The first 1-2-3 twins were The Twin (published by Mosaic Software) and VP-Planner (published by Paperback Software). Lotus sued both of those publishers and put them out of business.

The only 1-2-3 clone that remains is called As-Easy-As because itís as easy as 1-2-3! Since itís shareware, you can copy it free from your friends or your local computer club; if you like it, youíre encouraged to mail a $50 donation to the author.

Appleís influence

In 1983 ó the same year that Lotus invented 1-2-3 ó Apple invented Lisa Calc. It was the first spreadsheet program to use a mouse. It ran just on the Lisa computer, which was expensive ($8,000).

When Apple began selling the Macintosh computer the next year (1984), Microsoft began selling Multiplan for the Mac, which ran on the Mac and combined the best features of Multiplan and Lisa Calc.

Excel The next year, 1985, Microsoft invented a further improvement, called Excel because itís excellent. Like 1-2-3, Excel handles spreadsheets, graphs, and databases.

Apple wanted to sue Microsoft for inventing the Windows operating system, which makes the IBM PC resemble a Mac. To avoid the suit, Microsoft agreed to put Excel only on the Mac for a year. Exactly one year later, when that agreement expired, Microsoft put Excel on the IBM PC.

So now Excel runs on both the Mac and the IBM PC. Each version lists for $495 ($295 at discount).

The newest IBM version is called Excel 97. It requires that you buy Windows 95.

Excelís dead competitors Several companies tried to compete against Excel; but when Microsoft kept improving Excel so dramatically, those competitors gave up trying to sell their spreadsheets. Excel won!

The spreadsheets that lost were Wingz (published by Informix) and Resolve (published by Claris, which is a software company owned by Apple).


Appleworks In 1983 ó the year of Lotus 1-2-3 and Lisa Calc ó Apple invented a program called Appleworks. It was a primitive, mouseless program that ran on the Apple 2 computer and handled three tasks: spreadsheets, databases, and word processing.

Although Appleworks was originally published by Apple, now itís published by Appleís spin-off company, Claris. The current version, Appleworks 3, lists for $249 ($170 at discount).

Claris also publishes a program called Appleworks GS, which is quite different. Designed by Kevin Harvey, it requires an Apple 2GS, uses a mouse, and handles 7 tasks: spreadsheets, graphs, databases, word processing, telecommunications, graphic painting, and desktop publishing. It lists for $299 ($200 at discount).

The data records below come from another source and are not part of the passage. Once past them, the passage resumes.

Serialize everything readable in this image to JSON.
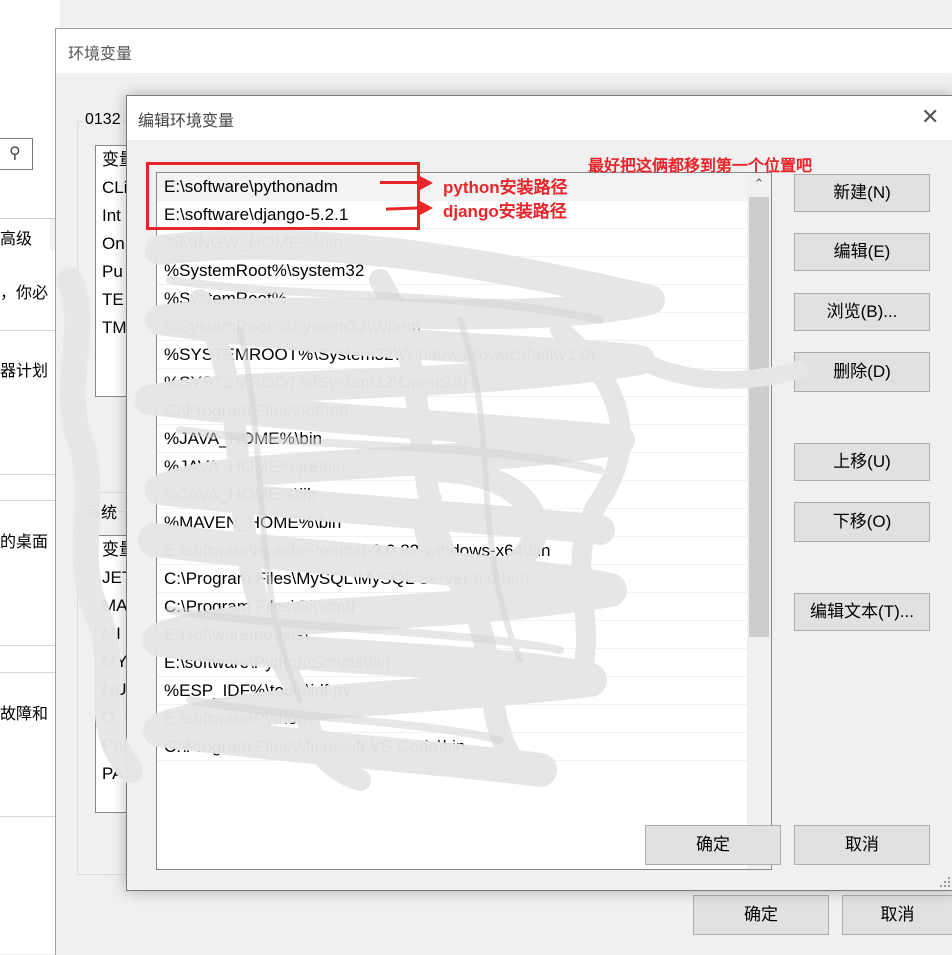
{
  "system_properties": {
    "search_icon": "search-icon",
    "tab_label": "高级",
    "fragments": [
      "，你必",
      "器计划",
      "的桌面",
      "故障和"
    ]
  },
  "env_dialog": {
    "title": "环境变量",
    "user_group_label": "0132",
    "user_vars": [
      "变量",
      "CLi",
      "Int",
      "On",
      "Pu",
      "TE",
      "TM"
    ],
    "system_group_label": "系统",
    "system_vars": [
      "变量",
      "JET",
      "MA",
      "MI",
      "MY",
      "NU",
      "O",
      "Pat",
      "PA"
    ],
    "ok_label": "确定",
    "cancel_label": "取消"
  },
  "edit_dialog": {
    "title": "编辑环境变量",
    "close_icon": "close-icon",
    "path_entries": [
      "E:\\software\\pythonadm",
      "E:\\software\\django-5.2.1",
      "%MINGW_HOME%\\bin",
      "%SystemRoot%\\system32",
      "%SystemRoot%",
      "%SystemRoot%\\System32\\Wbem",
      "%SYSTEMROOT%\\System32\\WindowsPowerShell\\v1.0\\",
      "%SYSTEMROOT%\\System32\\OpenSSH\\",
      "C:\\Program Files\\dotnet\\",
      "%JAVA_HOME%\\bin",
      "%JAVA_HOME%\\jre\\bin",
      "%JAVA_HOME%\\lib",
      "%MAVEN_HOME%\\bin",
      "E:\\software\\apache-tomcat-9.0.82-windows-x64\\bin",
      "C:\\Program Files\\MySQL\\MySQL Server 8.0\\bin\\",
      "C:\\Program Files\\Git\\cmd",
      "E:\\software\\nodejs\\",
      "E:\\software\\Python\\Scripts\\bin",
      "%ESP_IDF%\\tools\\idf.py",
      "E:\\software\\Python\\",
      "C:\\Program Files\\Microsoft VS Code\\bin"
    ],
    "buttons": {
      "new": "新建(N)",
      "edit": "编辑(E)",
      "browse": "浏览(B)...",
      "delete": "删除(D)",
      "move_up": "上移(U)",
      "move_down": "下移(O)",
      "edit_text": "编辑文本(T)...",
      "ok": "确定",
      "cancel": "取消"
    }
  },
  "annotations": {
    "color": "#e8262a",
    "note_top": "最好把这俩都移到第一个位置吧",
    "python_label": "python安装路径",
    "django_label": "django安装路径"
  }
}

The newest great spreadsheet program is called Quattro, because itís what comes after 1-2-3. It was invented by Borland.

After inventing Quattro, Borland invented an improved version called Quattro Pro. It combined the best features of 1-2-3 and Excel. Then came further improvements, called Quattro Pro 2, Quattro Pro 3, Quattro Pro 4, and Quattro Pro 5.

In 1991, Borland invented Quattro Pro Special Edition (Quattro Pro SE). Itís a stripped-down version of Quattro Pro 3.

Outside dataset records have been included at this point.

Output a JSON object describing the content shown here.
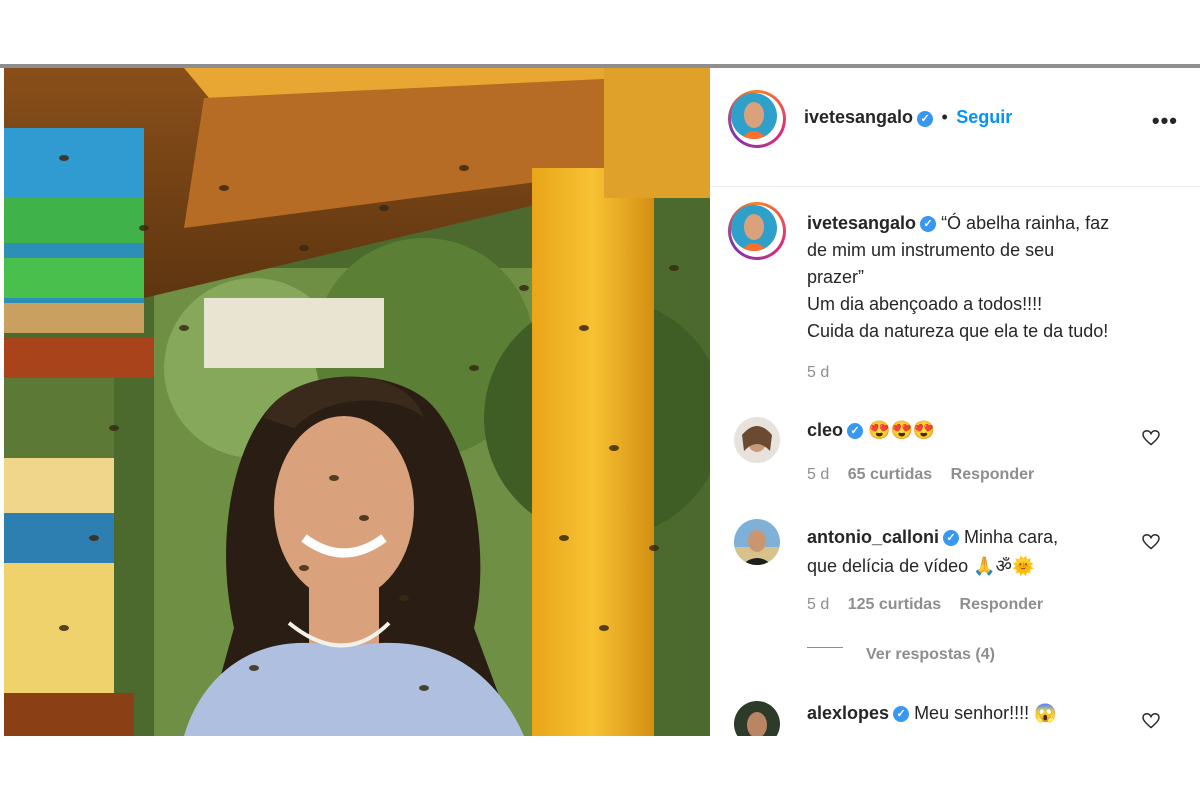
{
  "post": {
    "author": "ivetesangalo",
    "follow_label": "Seguir",
    "separator": "•",
    "more_label": "•••"
  },
  "caption": {
    "username": "ivetesangalo",
    "line1": "“Ó abelha rainha, faz",
    "line2": "de mim um instrumento de seu",
    "line3": "prazer”",
    "line4": "Um dia abençoado a todos!!!!",
    "line5": "Cuida da natureza que ela te da tudo!",
    "time": "5 d"
  },
  "comments": [
    {
      "username": "cleo",
      "text": "",
      "emoji": "😍😍😍",
      "time": "5 d",
      "likes": "65 curtidas",
      "reply": "Responder"
    },
    {
      "username": "antonio_calloni",
      "text_line1": "Minha cara,",
      "text_line2": "que delícia de vídeo",
      "emoji": "🙏ॐ🌞",
      "time": "5 d",
      "likes": "125 curtidas",
      "reply": "Responder",
      "view_replies": "Ver respostas (4)"
    },
    {
      "username": "alexlopes",
      "text": "Meu senhor!!!!",
      "emoji": "😱"
    }
  ],
  "colors": {
    "link": "#0095f6",
    "verified": "#3897f0",
    "meta": "#8e8e8e"
  }
}
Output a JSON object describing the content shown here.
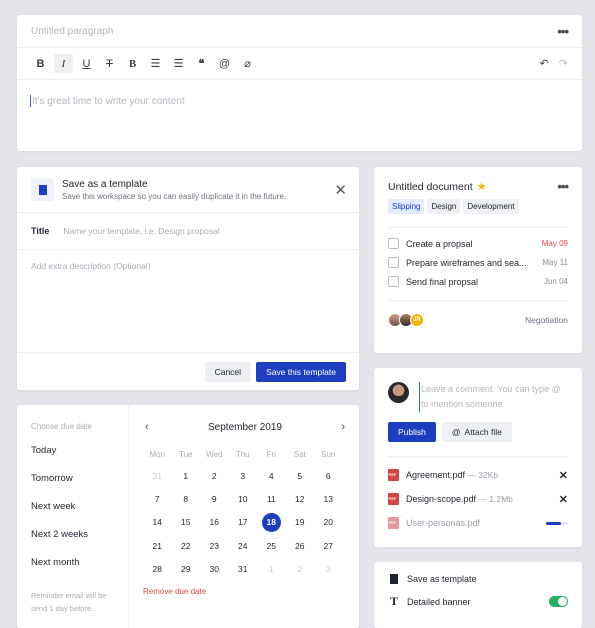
{
  "editor": {
    "title_placeholder": "Untitled paragraph",
    "more": "•••",
    "tools": [
      {
        "icon": "bold-icon",
        "glyph": "B"
      },
      {
        "icon": "italic-icon",
        "glyph": "I"
      },
      {
        "icon": "underline-icon",
        "glyph": "U"
      },
      {
        "icon": "strikethrough-icon",
        "glyph": "T"
      },
      {
        "icon": "heading-icon",
        "glyph": "B"
      },
      {
        "icon": "ordered-list-icon",
        "glyph": "☰"
      },
      {
        "icon": "bullet-list-icon",
        "glyph": "☰"
      },
      {
        "icon": "quote-icon",
        "glyph": "❝"
      },
      {
        "icon": "link-icon",
        "glyph": "@"
      },
      {
        "icon": "unlink-icon",
        "glyph": "⌀"
      }
    ],
    "undo_glyph": "↶",
    "redo_glyph": "↷",
    "body_placeholder": "It's great time to write your content"
  },
  "template": {
    "title": "Save as a template",
    "subtitle": "Save this workspace so you can easily duplicate it in the future.",
    "close": "✕",
    "title_label": "Title",
    "title_placeholder": "Name your template, i.e. Design proposal",
    "desc_placeholder": "Add extra description (Optional)",
    "cancel": "Cancel",
    "save": "Save this template"
  },
  "doc": {
    "title": "Untitled document",
    "star": "★",
    "more": "•••",
    "tags": [
      "Slipping",
      "Design",
      "Development"
    ],
    "tasks": [
      {
        "text": "Create a propsal",
        "date": "May 09"
      },
      {
        "text": "Prepare wireframes and sea...",
        "date": "May 11"
      },
      {
        "text": "Send final propsal",
        "date": "Jun 04"
      }
    ],
    "avatar3": "JR",
    "stage": "Negotiation"
  },
  "comment": {
    "placeholder": "Leave a comment. You can type @ to mention someone",
    "publish": "Publish",
    "attach": "Attach file",
    "attach_icon": "@",
    "files": [
      {
        "name": "Agreement.pdf",
        "size": " — 32Kb"
      },
      {
        "name": "Design-scope.pdf",
        "size": " — 1.2Mb"
      },
      {
        "name": "User-personas.pdf",
        "size": ""
      }
    ],
    "remove_glyph": "✕",
    "upload_progress": 0.7
  },
  "settings": {
    "items": [
      {
        "label": "Save as template",
        "icon": "copy-icon"
      },
      {
        "label": "Detailed banner",
        "icon": "text-icon",
        "toggle": true
      }
    ],
    "text_icon_glyph": "T"
  },
  "datepicker": {
    "label": "Choose due date",
    "options": [
      "Today",
      "Tomorrow",
      "Next week",
      "Next 2 weeks",
      "Next month"
    ],
    "note": "Reminder email will be send 1 day before.",
    "month": "September 2019",
    "prev": "‹",
    "next": "›",
    "weekdays": [
      "Mon",
      "Tue",
      "Wed",
      "Thu",
      "Fri",
      "Sat",
      "Sun"
    ],
    "days": [
      [
        "31",
        "1",
        "2",
        "3",
        "4",
        "5",
        "6"
      ],
      [
        "7",
        "8",
        "9",
        "10",
        "11",
        "12",
        "13"
      ],
      [
        "14",
        "15",
        "16",
        "17",
        "18",
        "19",
        "20"
      ],
      [
        "21",
        "22",
        "23",
        "24",
        "25",
        "26",
        "27"
      ],
      [
        "28",
        "29",
        "30",
        "31",
        "1",
        "2",
        "3"
      ]
    ],
    "selected": "18",
    "remove": "Remove due date"
  }
}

Prices have dropped. Now discount dealers (such as Egghead) sell Quattro Pro 5 for just $40; and while supplies last, you can get Quattro Pro SE for just $16 (plus shipping) from a liquidator called Surplus Software in Oregon (phone 800-753-7877 or 503-386-1375).

In 1994, Borland sold all Quattro rights to another company, Novell. Later, Novell sold Quattro Pro to Corel.

What to buy

If you have an Apple 2GS, get Appleworks GS. If you have a different Apple 2, get Appleworks 3.

If you have a Mac, get Excel.

If you have an IBM PC (or clone), get 1-2-3 version 2.4, 1-2-3 home version, Excel 97, Quattro Pro 5, Quattro Pro SE. 1-2-3 version 2.4 is what most businesses have bought; itís the "standard". If your job requires you to learn 1-2-3 but you canít afford the full version, buy the home version. Of all the spreadsheet programs, Excel 97 is the most modern and most fun; but it requires you to buy Windows 95. Quattro Pro 5 for Windows is similar to Excel; if itís still on sale for $40, grab it! If you donít have enough hardware to run Windows pleasantly (at least a 386 with 4M of RAM), get Quattro Pro 5 for DOS, which has some of the thrills of Quattro Pro 5 for Windows. If youíre on a tight budget, get Quattro Pro SE, since itís available for $16 and is much nicer than cheap clones such as Twin, VP-Planner, and As-Easy-As.